■ **Records supplied**
★ ★ ★

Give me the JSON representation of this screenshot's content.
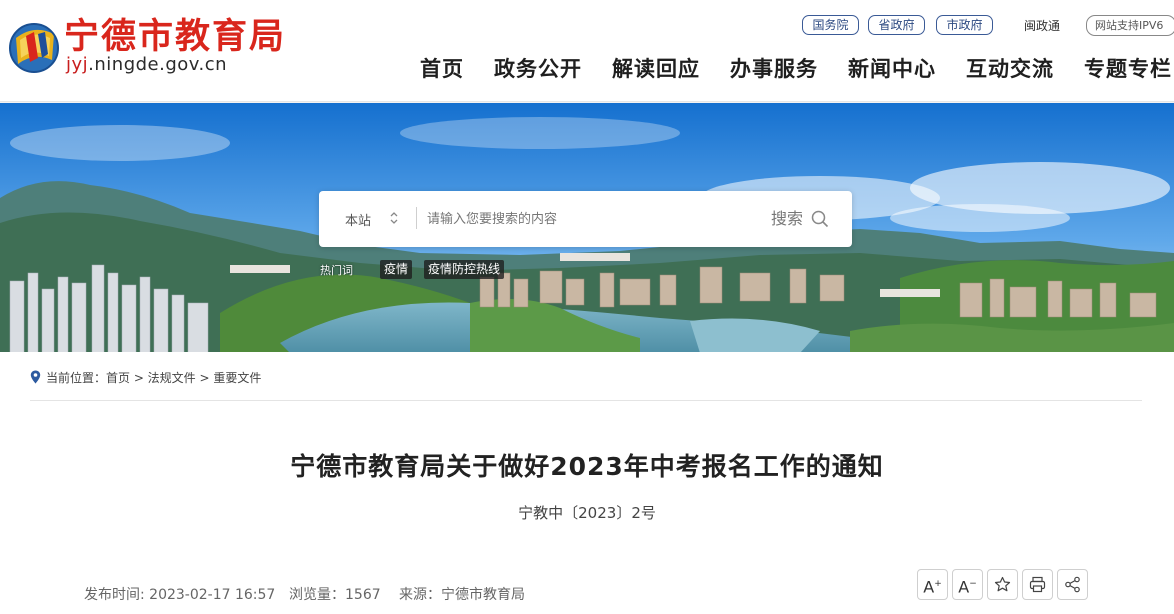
{
  "header": {
    "site_name": "宁德市教育局",
    "domain_prefix": "jyj",
    "domain_rest": ".ningde.gov.cn",
    "top_links": [
      "国务院",
      "省政府",
      "市政府"
    ],
    "minzhengtong": "闽政通",
    "ipv6": "网站支持IPV6"
  },
  "nav": {
    "items": [
      "首页",
      "政务公开",
      "解读回应",
      "办事服务",
      "新闻中心",
      "互动交流",
      "专题专栏"
    ]
  },
  "search": {
    "scope": "本站",
    "placeholder": "请输入您要搜索的内容",
    "button": "搜索"
  },
  "hot": {
    "label": "热门词",
    "tags": [
      "疫情",
      "疫情防控热线"
    ]
  },
  "breadcrumb": {
    "text": "当前位置：首页 > 法规文件 > 重要文件"
  },
  "article": {
    "title": "宁德市教育局关于做好2023年中考报名工作的通知",
    "doc_no": "宁教中〔2023〕2号",
    "publish": "发布时间: 2023-02-17 16:57",
    "views": "浏览量：1567",
    "source": "来源：宁德市教育局"
  },
  "tools": {
    "font_larger": "A",
    "font_smaller": "A",
    "plus": "+",
    "minus": "−"
  },
  "colors": {
    "brand_red": "#d9261c",
    "link_blue": "#2d4a82",
    "sky_top": "#1f7fd6"
  }
}
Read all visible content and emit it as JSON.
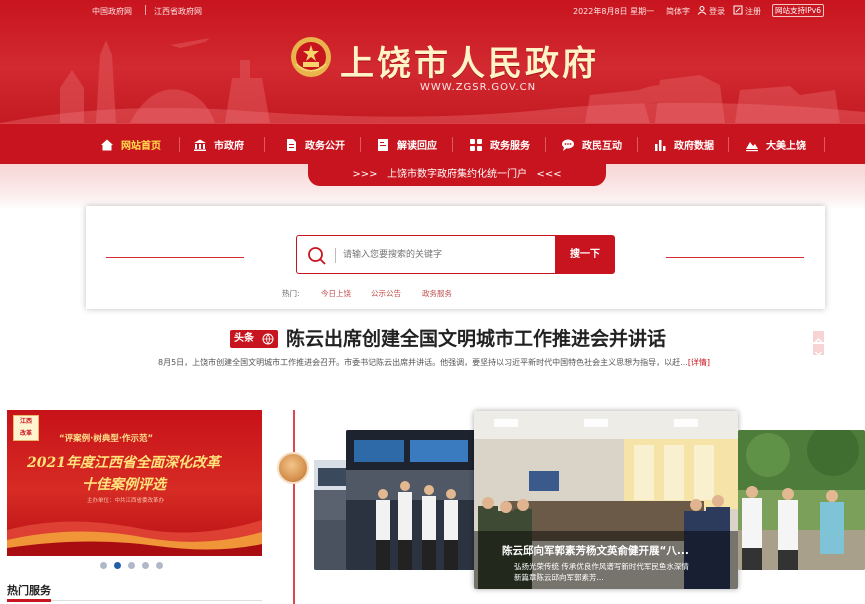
{
  "topbar": {
    "links": [
      "中国政府网",
      "江西省政府网"
    ],
    "date": "2022年8月8日 星期一",
    "lang_label": "简体字",
    "login_label": "登录",
    "register_label": "注册",
    "ipv6_label": "网站支持IPv6"
  },
  "header": {
    "title": "上饶市人民政府",
    "url": "WWW.ZGSR.GOV.CN"
  },
  "nav": {
    "items": [
      {
        "label": "网站首页",
        "icon": "home-icon",
        "active": true
      },
      {
        "label": "市政府",
        "icon": "building-icon"
      },
      {
        "label": "政务公开",
        "icon": "document-icon"
      },
      {
        "label": "解读回应",
        "icon": "book-icon"
      },
      {
        "label": "政务服务",
        "icon": "grid-icon"
      },
      {
        "label": "政民互动",
        "icon": "chat-icon"
      },
      {
        "label": "政府数据",
        "icon": "bar-chart-icon"
      },
      {
        "label": "大美上饶",
        "icon": "landscape-icon"
      }
    ]
  },
  "slogan": "上饶市数字政府集约化统一门户",
  "slogan_arrows_left": ">>>",
  "slogan_arrows_right": "<<<",
  "search": {
    "placeholder": "请输入您要搜索的关键字",
    "button_label": "搜一下",
    "hot_label": "热门:",
    "hot_links": [
      "今日上饶",
      "公示公告",
      "政务服务"
    ]
  },
  "headline": {
    "tag": "头条",
    "title": "陈云出席创建全国文明城市工作推进会并讲话",
    "summary": "8月5日，上饶市创建全国文明城市工作推进会召开。市委书记陈云出席并讲话。他强调，要坚持以习近平新时代中国特色社会主义思想为指导，以赶...",
    "more_label": "[详情]"
  },
  "promo": {
    "badge_line1": "江西",
    "badge_line2": "改革",
    "subtitle": "“评案例·树典型·作示范”",
    "title_line1": "2021年度江西省全面深化改革",
    "title_line2": "十佳案例评选",
    "org": "主办单位：中共江西省委改革办"
  },
  "carousel": {
    "dots": 5,
    "active_dot": 1
  },
  "hot_services_title": "热门服务",
  "featured": {
    "title": "陈云邱向军郭素芳杨文英俞健开展“八...",
    "subtitle_line1": "弘扬光荣传统 传承优良作风谱写新时代军民鱼水深情",
    "subtitle_line2": "新篇章陈云邱向军郭素芳..."
  },
  "colors": {
    "brand_red": "#c8141e",
    "active_nav": "#ffe04a",
    "title_gold": "#fff3c7"
  }
}
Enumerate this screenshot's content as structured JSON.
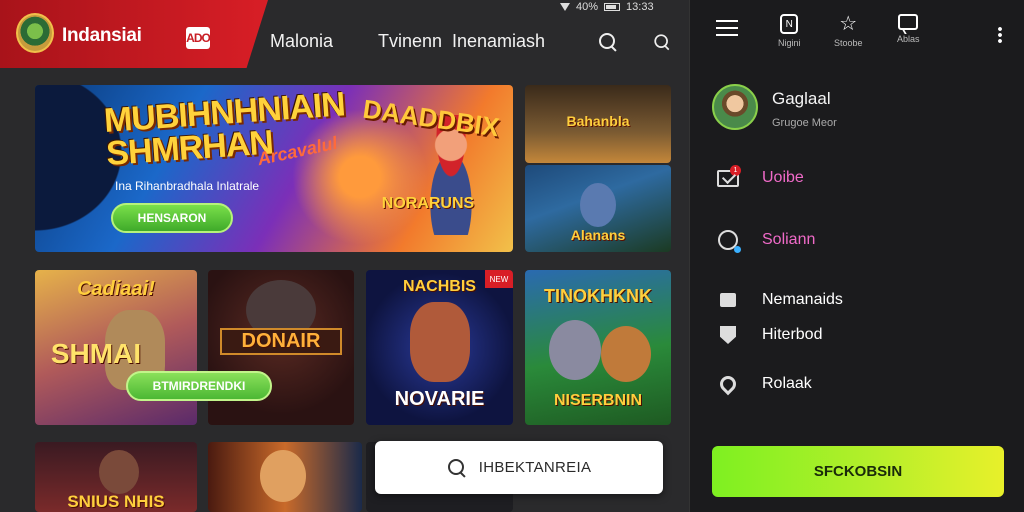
{
  "brand": {
    "name": "Indansiai",
    "badge": "ADO"
  },
  "status_bar": {
    "signal": "40%",
    "time": "13:33"
  },
  "nav": {
    "links": [
      "Malonia",
      "Tvinenn",
      "Inenamiash"
    ]
  },
  "hero": {
    "title": "MUBIHNHNIAIN SHMRHAN",
    "script": "Arcavalul",
    "tagline": "Ina Rihanbradhala Inlatrale",
    "button": "HENSARON",
    "game_title": "DAADDBIX",
    "game_subtitle": "NORARUNS"
  },
  "side_cards": [
    {
      "title": "Bahanbla"
    },
    {
      "title": "Alanans"
    }
  ],
  "games": [
    {
      "title": "Cadiaai!",
      "subtitle": "SHMAI"
    },
    {
      "title": "DONAIR"
    },
    {
      "title": "NACHBIS",
      "subtitle": "NOVARIE",
      "badge": "NEW"
    },
    {
      "title": "TINOKHKNK",
      "subtitle": "NISERBNIN"
    }
  ],
  "play_button": "BTMIRDRENDKI",
  "bottom_cards": [
    {
      "title": "SNIUS NHIS"
    },
    {
      "title": ""
    },
    {
      "title": ""
    }
  ],
  "search_pill": {
    "text": "IHBEKTANREIA"
  },
  "panel": {
    "top_items": [
      {
        "label": "",
        "icon": "menu-icon"
      },
      {
        "label": "Nigini",
        "icon": "box-icon"
      },
      {
        "label": "Stoobe",
        "icon": "star-icon"
      },
      {
        "label": "Ablas",
        "icon": "chat-icon"
      }
    ],
    "profile": {
      "name": "Gaglaal",
      "sub": "Grugoe Meor"
    },
    "menu": [
      {
        "label": "Uoibe",
        "color": "#f06ac8",
        "icon": "inbox-icon",
        "badge": "1"
      },
      {
        "label": "Soliann",
        "color": "#f06ac8",
        "icon": "search-icon"
      },
      {
        "label": "Nemanaids",
        "color": "#f2f2f2",
        "icon": "square-icon"
      },
      {
        "label": "Hiterbod",
        "color": "#f2f2f2",
        "icon": "shield-icon"
      },
      {
        "label": "Rolaak",
        "color": "#f2f2f2",
        "icon": "pin-icon"
      }
    ],
    "cta": "SFCKOBSIN"
  },
  "colors": {
    "brand_red": "#d81e26",
    "accent_green": "#7ef021",
    "accent_pink": "#f06ac8"
  }
}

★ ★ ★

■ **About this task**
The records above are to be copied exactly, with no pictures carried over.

■ **Exercise result**
Give me the JSON representation of this screenshot's content.
{
  "header": {
    "site_name": "宁德市教育局",
    "domain_prefix": "jyj",
    "domain_rest": ".ningde.gov.cn",
    "top_links": [
      "国务院",
      "省政府",
      "市政府"
    ],
    "minzhengtong": "闽政通",
    "ipv6": "网站支持IPV6"
  },
  "nav": {
    "items": [
      "首页",
      "政务公开",
      "解读回应",
      "办事服务",
      "新闻中心",
      "互动交流",
      "专题专栏"
    ]
  },
  "search": {
    "scope": "本站",
    "placeholder": "请输入您要搜索的内容",
    "button": "搜索"
  },
  "hot": {
    "label": "热门词",
    "tags": [
      "疫情",
      "疫情防控热线"
    ]
  },
  "breadcrumb": {
    "text": "当前位置：首页 > 法规文件 > 重要文件"
  },
  "article": {
    "title": "宁德市教育局关于做好2023年中考报名工作的通知",
    "doc_no": "宁教中〔2023〕2号",
    "publish": "发布时间: 2023-02-17 16:57",
    "views": "浏览量：1567",
    "source": "来源：宁德市教育局"
  },
  "tools": {
    "font_larger": "A",
    "font_smaller": "A",
    "plus": "+",
    "minus": "−"
  },
  "colors": {
    "brand_red": "#d9261c",
    "link_blue": "#2d4a82",
    "sky_top": "#1f7fd6"
  }
}
Read all visible content and emit it as JSON.
{
  "topbar": {
    "links": [
      "中国政府网",
      "江西省政府网"
    ],
    "date": "2022年8月8日 星期一",
    "lang_label": "简体字",
    "login_label": "登录",
    "register_label": "注册",
    "ipv6_label": "网站支持IPv6"
  },
  "header": {
    "title": "上饶市人民政府",
    "url": "WWW.ZGSR.GOV.CN"
  },
  "nav": {
    "items": [
      {
        "label": "网站首页",
        "icon": "home-icon",
        "active": true
      },
      {
        "label": "市政府",
        "icon": "building-icon"
      },
      {
        "label": "政务公开",
        "icon": "document-icon"
      },
      {
        "label": "解读回应",
        "icon": "book-icon"
      },
      {
        "label": "政务服务",
        "icon": "grid-icon"
      },
      {
        "label": "政民互动",
        "icon": "chat-icon"
      },
      {
        "label": "政府数据",
        "icon": "bar-chart-icon"
      },
      {
        "label": "大美上饶",
        "icon": "landscape-icon"
      }
    ]
  },
  "slogan": "上饶市数字政府集约化统一门户",
  "slogan_arrows_left": ">>>",
  "slogan_arrows_right": "<<<",
  "search": {
    "placeholder": "请输入您要搜索的关键字",
    "button_label": "搜一下",
    "hot_label": "热门:",
    "hot_links": [
      "今日上饶",
      "公示公告",
      "政务服务"
    ]
  },
  "headline": {
    "tag": "头条",
    "title": "陈云出席创建全国文明城市工作推进会并讲话",
    "summary": "8月5日，上饶市创建全国文明城市工作推进会召开。市委书记陈云出席并讲话。他强调，要坚持以习近平新时代中国特色社会主义思想为指导，以赶...",
    "more_label": "[详情]"
  },
  "promo": {
    "badge_line1": "江西",
    "badge_line2": "改革",
    "subtitle": "“评案例·树典型·作示范”",
    "title_line1": "2021年度江西省全面深化改革",
    "title_line2": "十佳案例评选",
    "org": "主办单位：中共江西省委改革办"
  },
  "carousel": {
    "dots": 5,
    "active_dot": 1
  },
  "hot_services_title": "热门服务",
  "featured": {
    "title": "陈云邱向军郭素芳杨文英俞健开展“八...",
    "subtitle_line1": "弘扬光荣传统 传承优良作风谱写新时代军民鱼水深情",
    "subtitle_line2": "新篇章陈云邱向军郭素芳..."
  },
  "colors": {
    "brand_red": "#c8141e",
    "active_nav": "#ffe04a",
    "title_gold": "#fff3c7"
  }
}
Enumerate this screenshot's content as structured JSON.
{
  "brand": {
    "name": "Indansiai",
    "badge": "ADO"
  },
  "status_bar": {
    "signal": "40%",
    "time": "13:33"
  },
  "nav": {
    "links": [
      "Malonia",
      "Tvinenn",
      "Inenamiash"
    ]
  },
  "hero": {
    "title": "MUBIHNHNIAIN SHMRHAN",
    "script": "Arcavalul",
    "tagline": "Ina Rihanbradhala Inlatrale",
    "button": "HENSARON",
    "game_title": "DAADDBIX",
    "game_subtitle": "NORARUNS"
  },
  "side_cards": [
    {
      "title": "Bahanbla"
    },
    {
      "title": "Alanans"
    }
  ],
  "games": [
    {
      "title": "Cadiaai!",
      "subtitle": "SHMAI"
    },
    {
      "title": "DONAIR"
    },
    {
      "title": "NACHBIS",
      "subtitle": "NOVARIE",
      "badge": "NEW"
    },
    {
      "title": "TINOKHKNK",
      "subtitle": "NISERBNIN"
    }
  ],
  "play_button": "BTMIRDRENDKI",
  "bottom_cards": [
    {
      "title": "SNIUS NHIS"
    },
    {
      "title": ""
    },
    {
      "title": ""
    }
  ],
  "search_pill": {
    "text": "IHBEKTANREIA"
  },
  "panel": {
    "top_items": [
      {
        "label": "",
        "icon": "menu-icon"
      },
      {
        "label": "Nigini",
        "icon": "box-icon"
      },
      {
        "label": "Stoobe",
        "icon": "star-icon"
      },
      {
        "label": "Ablas",
        "icon": "chat-icon"
      }
    ],
    "profile": {
      "name": "Gaglaal",
      "sub": "Grugoe Meor"
    },
    "menu": [
      {
        "label": "Uoibe",
        "color": "#f06ac8",
        "icon": "inbox-icon",
        "badge": "1"
      },
      {
        "label": "Soliann",
        "color": "#f06ac8",
        "icon": "search-icon"
      },
      {
        "label": "Nemanaids",
        "color": "#f2f2f2",
        "icon": "square-icon"
      },
      {
        "label": "Hiterbod",
        "color": "#f2f2f2",
        "icon": "shield-icon"
      },
      {
        "label": "Rolaak",
        "color": "#f2f2f2",
        "icon": "pin-icon"
      }
    ],
    "cta": "SFCKOBSIN"
  },
  "colors": {
    "brand_red": "#d81e26",
    "accent_green": "#7ef021",
    "accent_pink": "#f06ac8"
  }
}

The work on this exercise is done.